## Quick Reference

A measure of the extent to which a set of observed frequencies (for example the numbers of plants in randomly distributed quadrats) follow a Poisson distribution. For a sample of *n* observations, let *x̄* and *s*^{2} denote, respectively, the sample mean and the sample variance (using the (*n*−1) divisor). Under the null hypothesis of a Poisson distribution the quantity *I* (the index of dispersion), given by , has an approximate chi-squared distribution with (*n*−1) degrees of freedom. According to the null hypothesis the value of *I* should be near (*n*−1). This test is called the dispersion test.

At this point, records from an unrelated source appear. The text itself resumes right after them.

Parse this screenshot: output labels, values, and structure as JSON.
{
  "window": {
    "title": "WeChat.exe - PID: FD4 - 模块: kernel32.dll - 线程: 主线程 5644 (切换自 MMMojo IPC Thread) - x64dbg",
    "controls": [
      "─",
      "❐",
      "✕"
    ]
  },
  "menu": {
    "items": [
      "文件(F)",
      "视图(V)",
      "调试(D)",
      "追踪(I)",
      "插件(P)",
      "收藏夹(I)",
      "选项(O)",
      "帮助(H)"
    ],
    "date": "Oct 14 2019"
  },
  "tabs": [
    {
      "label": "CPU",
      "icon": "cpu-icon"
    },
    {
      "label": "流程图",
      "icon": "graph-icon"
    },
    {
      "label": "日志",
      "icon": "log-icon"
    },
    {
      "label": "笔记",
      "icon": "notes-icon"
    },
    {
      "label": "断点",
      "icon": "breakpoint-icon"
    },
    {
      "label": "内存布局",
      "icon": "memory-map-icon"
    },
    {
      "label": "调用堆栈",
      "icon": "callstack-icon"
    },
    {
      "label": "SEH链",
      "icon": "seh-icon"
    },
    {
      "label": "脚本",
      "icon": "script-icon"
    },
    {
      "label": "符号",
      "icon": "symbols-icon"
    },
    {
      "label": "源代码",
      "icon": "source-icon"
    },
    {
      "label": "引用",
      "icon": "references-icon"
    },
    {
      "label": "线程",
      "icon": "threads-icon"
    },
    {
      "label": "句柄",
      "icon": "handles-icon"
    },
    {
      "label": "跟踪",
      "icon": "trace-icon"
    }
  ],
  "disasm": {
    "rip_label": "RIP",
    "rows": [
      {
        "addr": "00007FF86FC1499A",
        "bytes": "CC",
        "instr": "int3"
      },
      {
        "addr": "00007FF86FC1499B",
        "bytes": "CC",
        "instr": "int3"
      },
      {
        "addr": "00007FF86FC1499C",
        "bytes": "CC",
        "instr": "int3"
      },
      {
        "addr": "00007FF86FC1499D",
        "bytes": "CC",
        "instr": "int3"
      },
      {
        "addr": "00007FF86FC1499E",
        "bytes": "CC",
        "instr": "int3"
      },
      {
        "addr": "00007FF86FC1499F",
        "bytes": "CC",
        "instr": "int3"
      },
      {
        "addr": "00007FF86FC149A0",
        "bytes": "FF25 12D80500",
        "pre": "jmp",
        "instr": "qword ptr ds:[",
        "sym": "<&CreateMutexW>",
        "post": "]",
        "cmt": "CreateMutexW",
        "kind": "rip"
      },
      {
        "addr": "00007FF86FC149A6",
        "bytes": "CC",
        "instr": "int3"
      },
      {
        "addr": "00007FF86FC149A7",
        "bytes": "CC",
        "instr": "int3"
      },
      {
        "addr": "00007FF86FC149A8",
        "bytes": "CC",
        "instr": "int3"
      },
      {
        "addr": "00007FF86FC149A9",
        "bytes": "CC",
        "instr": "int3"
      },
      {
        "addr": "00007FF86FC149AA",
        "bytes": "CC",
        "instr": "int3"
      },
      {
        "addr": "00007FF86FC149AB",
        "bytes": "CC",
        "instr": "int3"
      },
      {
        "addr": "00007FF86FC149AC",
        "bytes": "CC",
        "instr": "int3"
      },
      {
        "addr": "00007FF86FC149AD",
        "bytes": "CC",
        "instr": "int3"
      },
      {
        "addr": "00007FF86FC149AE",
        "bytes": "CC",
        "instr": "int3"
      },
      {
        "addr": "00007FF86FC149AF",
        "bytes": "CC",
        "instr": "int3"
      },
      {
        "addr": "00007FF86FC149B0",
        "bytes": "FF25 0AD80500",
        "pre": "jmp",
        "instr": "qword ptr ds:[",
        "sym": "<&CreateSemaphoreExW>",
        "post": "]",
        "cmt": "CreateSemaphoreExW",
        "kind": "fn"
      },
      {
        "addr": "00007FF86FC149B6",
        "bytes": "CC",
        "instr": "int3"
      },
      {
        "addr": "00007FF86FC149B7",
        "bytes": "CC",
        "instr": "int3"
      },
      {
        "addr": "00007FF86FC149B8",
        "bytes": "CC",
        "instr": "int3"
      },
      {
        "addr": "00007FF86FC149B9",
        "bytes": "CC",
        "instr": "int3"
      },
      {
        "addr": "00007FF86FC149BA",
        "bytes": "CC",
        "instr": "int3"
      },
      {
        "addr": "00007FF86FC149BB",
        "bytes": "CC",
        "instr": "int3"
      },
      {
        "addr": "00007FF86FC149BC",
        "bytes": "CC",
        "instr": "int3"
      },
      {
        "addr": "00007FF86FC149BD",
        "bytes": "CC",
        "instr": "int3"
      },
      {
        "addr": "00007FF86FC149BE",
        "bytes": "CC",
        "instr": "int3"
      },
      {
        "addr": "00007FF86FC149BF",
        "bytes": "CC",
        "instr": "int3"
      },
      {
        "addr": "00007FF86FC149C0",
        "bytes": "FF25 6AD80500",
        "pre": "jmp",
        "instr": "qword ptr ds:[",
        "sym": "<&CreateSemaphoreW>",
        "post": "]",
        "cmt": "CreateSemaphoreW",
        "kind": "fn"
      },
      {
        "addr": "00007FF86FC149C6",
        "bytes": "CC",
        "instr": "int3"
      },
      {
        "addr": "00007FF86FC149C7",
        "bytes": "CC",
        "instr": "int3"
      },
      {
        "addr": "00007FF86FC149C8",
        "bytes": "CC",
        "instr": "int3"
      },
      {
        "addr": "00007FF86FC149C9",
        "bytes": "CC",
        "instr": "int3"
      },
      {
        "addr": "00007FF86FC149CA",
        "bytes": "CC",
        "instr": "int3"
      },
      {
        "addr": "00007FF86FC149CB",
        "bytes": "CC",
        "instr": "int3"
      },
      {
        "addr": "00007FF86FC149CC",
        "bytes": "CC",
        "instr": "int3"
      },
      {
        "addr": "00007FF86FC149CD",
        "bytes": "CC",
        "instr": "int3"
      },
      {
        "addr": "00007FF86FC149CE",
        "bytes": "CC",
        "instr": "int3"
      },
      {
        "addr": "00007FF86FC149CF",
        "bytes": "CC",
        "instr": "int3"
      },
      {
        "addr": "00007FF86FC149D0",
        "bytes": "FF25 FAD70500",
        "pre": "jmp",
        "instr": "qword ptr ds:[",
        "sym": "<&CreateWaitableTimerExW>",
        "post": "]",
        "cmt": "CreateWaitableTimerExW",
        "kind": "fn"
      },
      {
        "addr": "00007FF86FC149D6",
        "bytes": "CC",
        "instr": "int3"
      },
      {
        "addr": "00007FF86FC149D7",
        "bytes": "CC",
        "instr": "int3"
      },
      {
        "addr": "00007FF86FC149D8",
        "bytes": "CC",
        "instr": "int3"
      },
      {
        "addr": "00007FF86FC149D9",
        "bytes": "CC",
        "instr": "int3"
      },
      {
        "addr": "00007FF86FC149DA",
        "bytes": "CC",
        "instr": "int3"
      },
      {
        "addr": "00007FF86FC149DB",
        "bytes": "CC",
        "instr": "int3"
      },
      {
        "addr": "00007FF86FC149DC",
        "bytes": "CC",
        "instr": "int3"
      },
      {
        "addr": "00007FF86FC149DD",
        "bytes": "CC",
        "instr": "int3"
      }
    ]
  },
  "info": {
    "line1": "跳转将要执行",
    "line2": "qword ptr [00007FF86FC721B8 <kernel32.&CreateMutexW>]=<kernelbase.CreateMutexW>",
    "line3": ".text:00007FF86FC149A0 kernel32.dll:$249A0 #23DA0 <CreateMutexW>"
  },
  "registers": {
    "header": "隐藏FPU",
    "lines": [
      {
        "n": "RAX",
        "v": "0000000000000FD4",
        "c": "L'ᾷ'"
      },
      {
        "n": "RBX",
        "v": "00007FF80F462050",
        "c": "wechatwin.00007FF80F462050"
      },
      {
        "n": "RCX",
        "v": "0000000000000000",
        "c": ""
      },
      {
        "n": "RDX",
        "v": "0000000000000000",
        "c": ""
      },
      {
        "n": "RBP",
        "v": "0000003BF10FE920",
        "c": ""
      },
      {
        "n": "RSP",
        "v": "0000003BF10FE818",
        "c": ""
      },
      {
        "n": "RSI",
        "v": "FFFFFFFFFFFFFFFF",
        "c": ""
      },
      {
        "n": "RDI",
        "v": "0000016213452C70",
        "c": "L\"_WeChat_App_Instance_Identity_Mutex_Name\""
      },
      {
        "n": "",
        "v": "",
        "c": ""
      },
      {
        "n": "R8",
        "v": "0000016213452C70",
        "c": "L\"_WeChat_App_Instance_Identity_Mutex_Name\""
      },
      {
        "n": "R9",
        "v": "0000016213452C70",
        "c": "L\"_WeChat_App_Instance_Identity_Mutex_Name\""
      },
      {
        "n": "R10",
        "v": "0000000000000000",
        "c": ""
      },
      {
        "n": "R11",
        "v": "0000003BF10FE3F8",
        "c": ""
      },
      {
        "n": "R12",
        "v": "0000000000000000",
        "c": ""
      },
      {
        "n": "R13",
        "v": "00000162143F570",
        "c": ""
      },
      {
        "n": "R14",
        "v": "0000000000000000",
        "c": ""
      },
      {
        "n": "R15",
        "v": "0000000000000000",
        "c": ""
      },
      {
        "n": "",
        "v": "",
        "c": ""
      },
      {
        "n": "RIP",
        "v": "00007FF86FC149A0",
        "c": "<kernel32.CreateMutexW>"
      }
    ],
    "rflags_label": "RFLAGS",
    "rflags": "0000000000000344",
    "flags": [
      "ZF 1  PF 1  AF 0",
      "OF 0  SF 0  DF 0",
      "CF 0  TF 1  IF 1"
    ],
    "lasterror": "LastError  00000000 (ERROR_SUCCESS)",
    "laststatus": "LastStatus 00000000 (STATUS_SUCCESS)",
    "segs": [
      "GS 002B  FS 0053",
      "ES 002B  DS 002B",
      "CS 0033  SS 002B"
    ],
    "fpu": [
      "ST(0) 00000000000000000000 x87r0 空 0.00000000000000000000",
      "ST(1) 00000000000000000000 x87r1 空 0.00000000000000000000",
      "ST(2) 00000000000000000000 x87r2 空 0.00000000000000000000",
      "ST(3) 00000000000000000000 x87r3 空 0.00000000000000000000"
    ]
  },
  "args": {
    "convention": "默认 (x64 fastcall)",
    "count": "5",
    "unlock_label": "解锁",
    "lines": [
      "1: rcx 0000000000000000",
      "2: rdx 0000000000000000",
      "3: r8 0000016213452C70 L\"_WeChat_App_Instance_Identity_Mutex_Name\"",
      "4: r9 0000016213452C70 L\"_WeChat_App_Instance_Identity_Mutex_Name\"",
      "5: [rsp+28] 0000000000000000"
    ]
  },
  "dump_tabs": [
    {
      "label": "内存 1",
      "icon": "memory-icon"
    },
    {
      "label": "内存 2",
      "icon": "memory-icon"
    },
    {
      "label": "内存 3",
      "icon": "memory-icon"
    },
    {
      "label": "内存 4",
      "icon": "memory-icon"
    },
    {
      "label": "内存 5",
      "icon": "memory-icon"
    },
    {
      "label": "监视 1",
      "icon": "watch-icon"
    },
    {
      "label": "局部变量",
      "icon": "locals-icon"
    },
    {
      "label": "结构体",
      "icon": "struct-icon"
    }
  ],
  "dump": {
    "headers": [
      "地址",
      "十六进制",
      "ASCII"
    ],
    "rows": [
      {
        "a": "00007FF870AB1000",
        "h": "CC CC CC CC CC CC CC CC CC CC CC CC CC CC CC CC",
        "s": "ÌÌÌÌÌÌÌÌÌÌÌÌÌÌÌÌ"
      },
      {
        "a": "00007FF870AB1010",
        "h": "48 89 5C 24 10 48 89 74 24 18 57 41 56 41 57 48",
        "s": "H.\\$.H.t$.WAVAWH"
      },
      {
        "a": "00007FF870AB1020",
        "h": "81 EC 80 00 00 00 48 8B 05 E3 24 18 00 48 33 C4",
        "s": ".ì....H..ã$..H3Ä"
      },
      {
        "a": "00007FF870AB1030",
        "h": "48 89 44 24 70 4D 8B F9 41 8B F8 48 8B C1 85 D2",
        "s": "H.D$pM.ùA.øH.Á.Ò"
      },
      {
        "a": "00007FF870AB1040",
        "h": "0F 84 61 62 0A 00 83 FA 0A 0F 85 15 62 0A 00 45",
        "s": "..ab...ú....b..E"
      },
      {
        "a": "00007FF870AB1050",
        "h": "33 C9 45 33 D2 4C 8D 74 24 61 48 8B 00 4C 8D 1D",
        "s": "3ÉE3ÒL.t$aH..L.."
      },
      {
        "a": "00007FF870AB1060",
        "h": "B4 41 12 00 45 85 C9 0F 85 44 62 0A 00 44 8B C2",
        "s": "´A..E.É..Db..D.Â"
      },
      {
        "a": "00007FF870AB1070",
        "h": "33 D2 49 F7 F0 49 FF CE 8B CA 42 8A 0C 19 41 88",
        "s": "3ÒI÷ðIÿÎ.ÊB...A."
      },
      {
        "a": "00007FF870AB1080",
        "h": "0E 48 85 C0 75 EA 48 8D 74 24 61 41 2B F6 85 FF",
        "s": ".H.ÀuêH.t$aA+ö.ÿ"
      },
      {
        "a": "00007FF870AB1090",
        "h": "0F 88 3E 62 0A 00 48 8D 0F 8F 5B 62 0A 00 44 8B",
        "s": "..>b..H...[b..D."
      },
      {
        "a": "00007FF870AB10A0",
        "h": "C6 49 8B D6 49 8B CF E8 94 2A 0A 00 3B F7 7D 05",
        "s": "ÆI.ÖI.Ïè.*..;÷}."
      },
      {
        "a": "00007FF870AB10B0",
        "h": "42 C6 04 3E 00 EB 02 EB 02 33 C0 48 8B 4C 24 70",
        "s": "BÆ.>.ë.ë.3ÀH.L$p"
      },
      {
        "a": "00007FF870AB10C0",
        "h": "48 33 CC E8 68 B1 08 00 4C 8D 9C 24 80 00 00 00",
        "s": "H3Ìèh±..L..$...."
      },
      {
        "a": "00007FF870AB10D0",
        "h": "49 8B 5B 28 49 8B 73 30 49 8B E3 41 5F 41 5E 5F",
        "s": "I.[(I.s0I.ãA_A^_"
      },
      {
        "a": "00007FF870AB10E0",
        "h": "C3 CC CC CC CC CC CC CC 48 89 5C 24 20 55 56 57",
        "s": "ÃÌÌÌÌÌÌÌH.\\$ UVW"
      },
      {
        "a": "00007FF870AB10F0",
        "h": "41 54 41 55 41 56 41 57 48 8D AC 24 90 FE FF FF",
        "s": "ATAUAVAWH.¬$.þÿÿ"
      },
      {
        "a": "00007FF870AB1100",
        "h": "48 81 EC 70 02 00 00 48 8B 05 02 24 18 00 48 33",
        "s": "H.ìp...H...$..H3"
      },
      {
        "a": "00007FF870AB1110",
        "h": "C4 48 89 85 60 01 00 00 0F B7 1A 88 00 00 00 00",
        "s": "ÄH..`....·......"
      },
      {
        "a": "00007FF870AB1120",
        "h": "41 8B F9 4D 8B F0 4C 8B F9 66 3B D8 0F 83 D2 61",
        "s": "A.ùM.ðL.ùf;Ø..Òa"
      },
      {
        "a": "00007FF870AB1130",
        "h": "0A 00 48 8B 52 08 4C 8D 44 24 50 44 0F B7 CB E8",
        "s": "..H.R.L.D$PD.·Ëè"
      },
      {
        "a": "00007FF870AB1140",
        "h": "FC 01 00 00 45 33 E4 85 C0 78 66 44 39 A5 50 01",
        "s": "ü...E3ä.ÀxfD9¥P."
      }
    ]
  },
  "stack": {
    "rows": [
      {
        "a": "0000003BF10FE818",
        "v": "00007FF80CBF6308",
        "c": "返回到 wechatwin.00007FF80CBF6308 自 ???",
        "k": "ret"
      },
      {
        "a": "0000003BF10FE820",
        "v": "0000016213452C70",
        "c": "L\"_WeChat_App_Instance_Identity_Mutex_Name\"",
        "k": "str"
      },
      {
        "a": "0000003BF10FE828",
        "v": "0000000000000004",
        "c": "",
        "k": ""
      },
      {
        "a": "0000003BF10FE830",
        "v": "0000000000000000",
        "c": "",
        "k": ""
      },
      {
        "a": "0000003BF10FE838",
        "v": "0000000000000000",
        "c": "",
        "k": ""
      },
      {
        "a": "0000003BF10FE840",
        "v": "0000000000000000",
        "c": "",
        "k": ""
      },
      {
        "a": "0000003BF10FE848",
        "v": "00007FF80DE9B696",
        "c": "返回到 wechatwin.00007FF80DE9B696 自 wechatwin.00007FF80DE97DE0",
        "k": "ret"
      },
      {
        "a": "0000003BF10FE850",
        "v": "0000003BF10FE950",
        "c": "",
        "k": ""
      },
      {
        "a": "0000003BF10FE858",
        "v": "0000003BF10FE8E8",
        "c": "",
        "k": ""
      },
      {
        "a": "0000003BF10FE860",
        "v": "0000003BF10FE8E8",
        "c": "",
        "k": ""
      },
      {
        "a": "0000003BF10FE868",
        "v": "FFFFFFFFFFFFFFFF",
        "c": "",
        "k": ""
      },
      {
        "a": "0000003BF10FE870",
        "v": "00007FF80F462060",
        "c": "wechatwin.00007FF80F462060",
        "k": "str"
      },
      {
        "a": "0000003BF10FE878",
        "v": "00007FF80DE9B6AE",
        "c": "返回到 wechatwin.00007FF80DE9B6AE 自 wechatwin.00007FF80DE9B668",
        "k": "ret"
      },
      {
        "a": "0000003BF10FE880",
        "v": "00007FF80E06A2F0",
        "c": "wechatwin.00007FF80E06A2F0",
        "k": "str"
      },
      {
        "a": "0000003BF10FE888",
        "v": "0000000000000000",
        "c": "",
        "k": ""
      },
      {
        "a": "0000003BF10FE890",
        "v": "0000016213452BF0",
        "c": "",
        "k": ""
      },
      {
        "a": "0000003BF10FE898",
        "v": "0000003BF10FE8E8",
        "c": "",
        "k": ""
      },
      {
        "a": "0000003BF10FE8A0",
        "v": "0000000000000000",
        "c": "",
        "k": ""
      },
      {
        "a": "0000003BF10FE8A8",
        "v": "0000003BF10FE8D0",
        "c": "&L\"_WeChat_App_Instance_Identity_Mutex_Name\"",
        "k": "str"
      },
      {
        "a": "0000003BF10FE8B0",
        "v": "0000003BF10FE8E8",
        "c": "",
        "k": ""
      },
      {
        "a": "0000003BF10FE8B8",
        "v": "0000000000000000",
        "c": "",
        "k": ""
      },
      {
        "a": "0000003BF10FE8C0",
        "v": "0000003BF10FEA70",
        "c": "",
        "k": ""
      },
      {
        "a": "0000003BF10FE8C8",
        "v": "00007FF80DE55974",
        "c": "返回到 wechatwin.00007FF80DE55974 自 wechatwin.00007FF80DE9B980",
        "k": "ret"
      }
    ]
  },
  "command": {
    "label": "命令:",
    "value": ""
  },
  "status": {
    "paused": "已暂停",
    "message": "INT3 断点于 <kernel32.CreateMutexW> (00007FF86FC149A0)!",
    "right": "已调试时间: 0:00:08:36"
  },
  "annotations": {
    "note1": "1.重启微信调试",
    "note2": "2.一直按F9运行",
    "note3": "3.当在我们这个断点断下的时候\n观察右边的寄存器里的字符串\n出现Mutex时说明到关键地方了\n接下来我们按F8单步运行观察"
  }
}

If *I* is unusually large then the data are described as being over dispersed, and, in the case of plants (or stars, or other point objects), the data are described as clustered. If *I* is unusually small then the data are described as displaying regularity. See extra-binomial variation.

*Subjects:*
Probability and Statistics.